I completely know how you feel. Still, I tend to err on the side of latitude, and remembering that kids did not ask for their lives and time to be so divided.
For example, I hate portable video-game machines. I feel like kids (OK, our kids) spend more than enough time on the Wii and computers at home and should not be watching TV or playing video games while they're driving in the car, or walking next to you in a store, etc. I do not want them to lose the art of just TALKing and BEing with other people!
So I was annoyed when DSS's Mom sent his PSP, to use at our house. But weighing my preferences and instincts about parenting against his perceived right to use and enjoy what his Mom bought him, the latter seemed to carry more weight. It doesn't always. When he was teetering between sometimes doing well in school and other times being a slacker and she bought him an I Hate School T-shirt, I felt that my parenting instincts carried more weight than her desire to be the "cool" parent and his BFF. But as far as the PSP...if we let him do SOME video-game type things anyway, we don't have to have complete control over it. He can play them on his PSP sometimes, if that's what he worked out with his Mom.

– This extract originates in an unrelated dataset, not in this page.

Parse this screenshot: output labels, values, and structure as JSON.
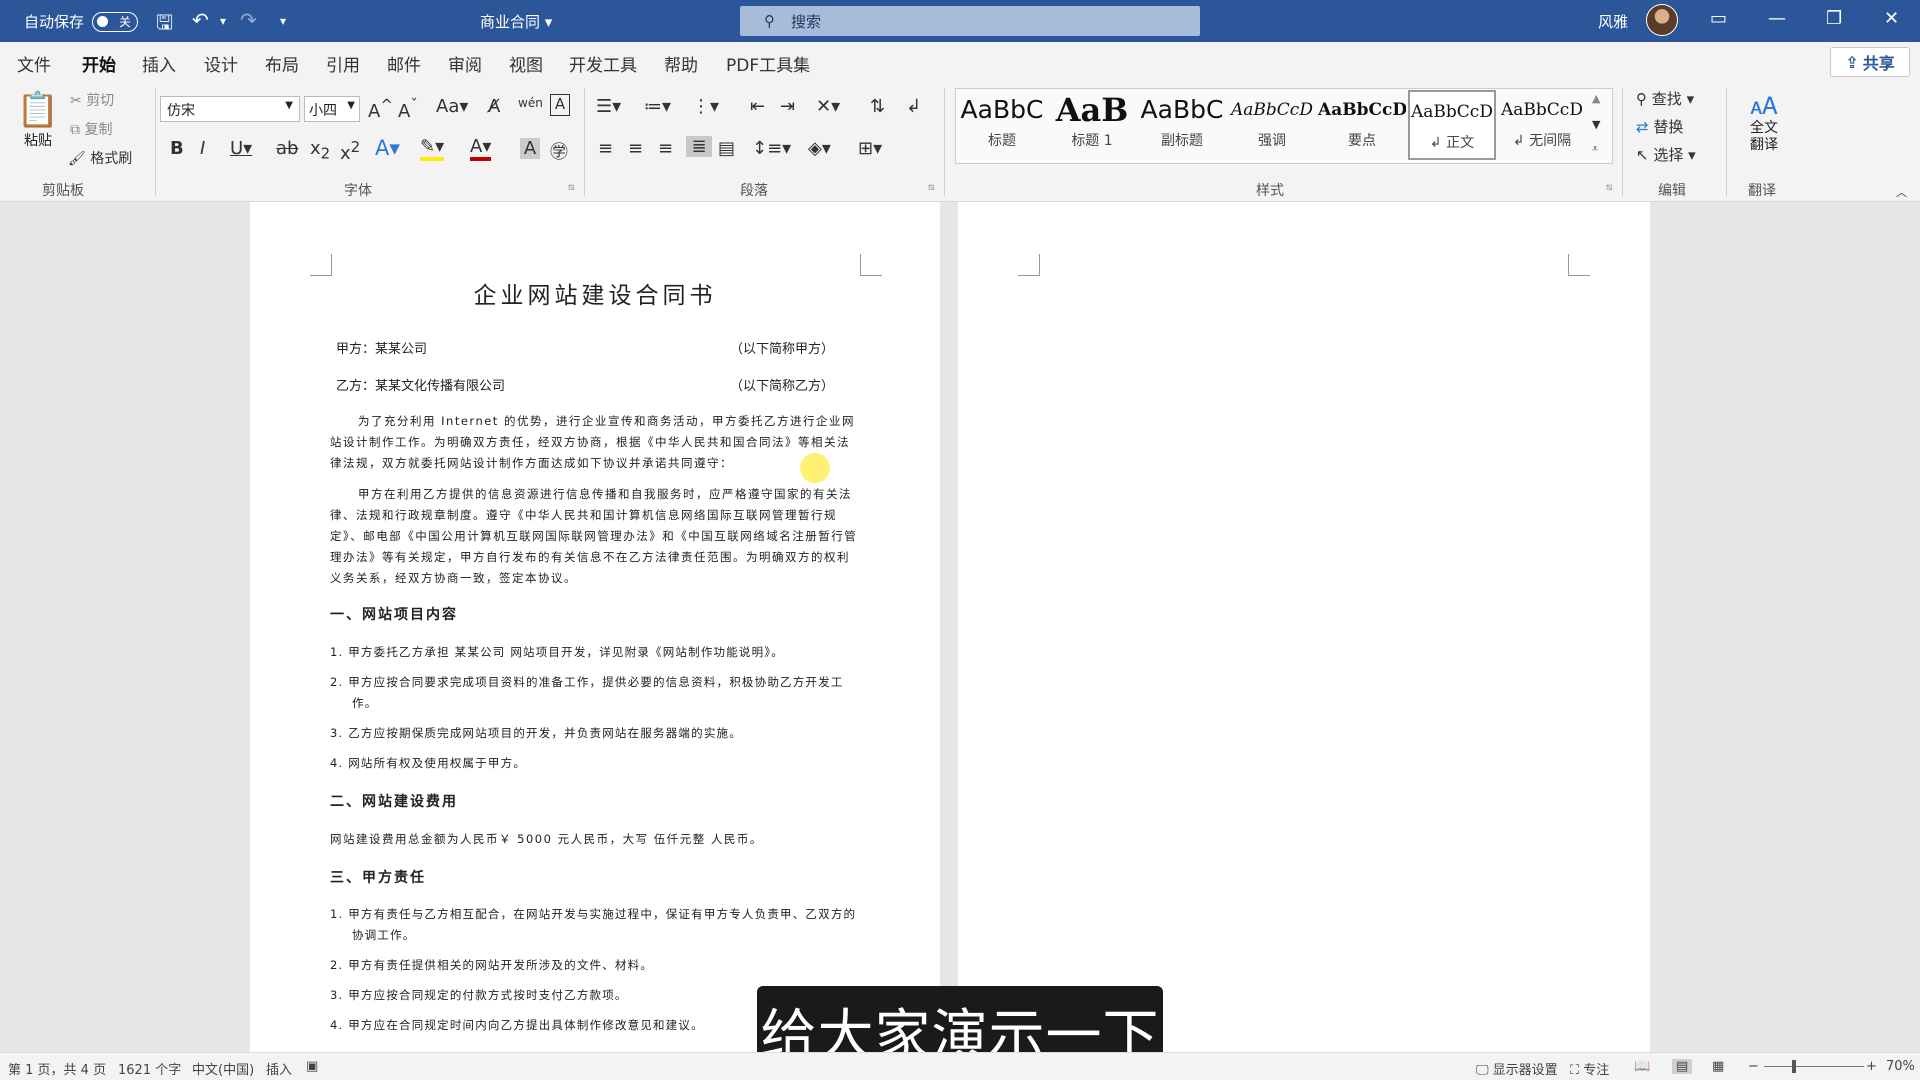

But our basic house rules still apply: He can't play games we don't allow (M games, or any where you're beating women or hunting down cops...hopefully those are all M!); and he can't be on it all the time! We don't have to be totalitarian and say he can't ever use it, because we don't like it. But he is still not allowed to replace interactions with family and friends, and playing outside, with some electronic device stuck in front of his face. (So I think he finds it more gratifying, to have the PSP at his Mom's...)
Perhaps you could let your SD bring the item to your house, if she wants, but still have sensible rules about where/how she's allowed to use it, so it doesn't get broken or completely trample your way of life.
If it's more a matter of teaching financial priorities and you don't like the message it sends, for kids to own one of these, I DO think it's possible to discuss different values without denigrating the other parent. I do it all the time, since we are very middle-class and my ex (my teenage sons' Dad) is very wealthy. I don't want my sons - as they make their way in the world and decide for themselves what their views and priorities are - to think we live the way we do only because we can't afford to live like their Dad does. I mean, certainly SOME of how we live is because we can't afford better, but I want them to understand that even if we could, DH and I would not buy new cars, or vehicles that cost as much as some families' houses; and that the reason they don't each have a giant, flat-screen TV on their bedroom wall is NOT JUST because we can't afford it! I preface discussions with a reminder that I like their Dad & Step-Mom very much and think they're good parents; and that there's more than one valid way to look at the world. I want the boys to understand mine, but that doesn't mean their Dad is BAD, if he sees things differently from me.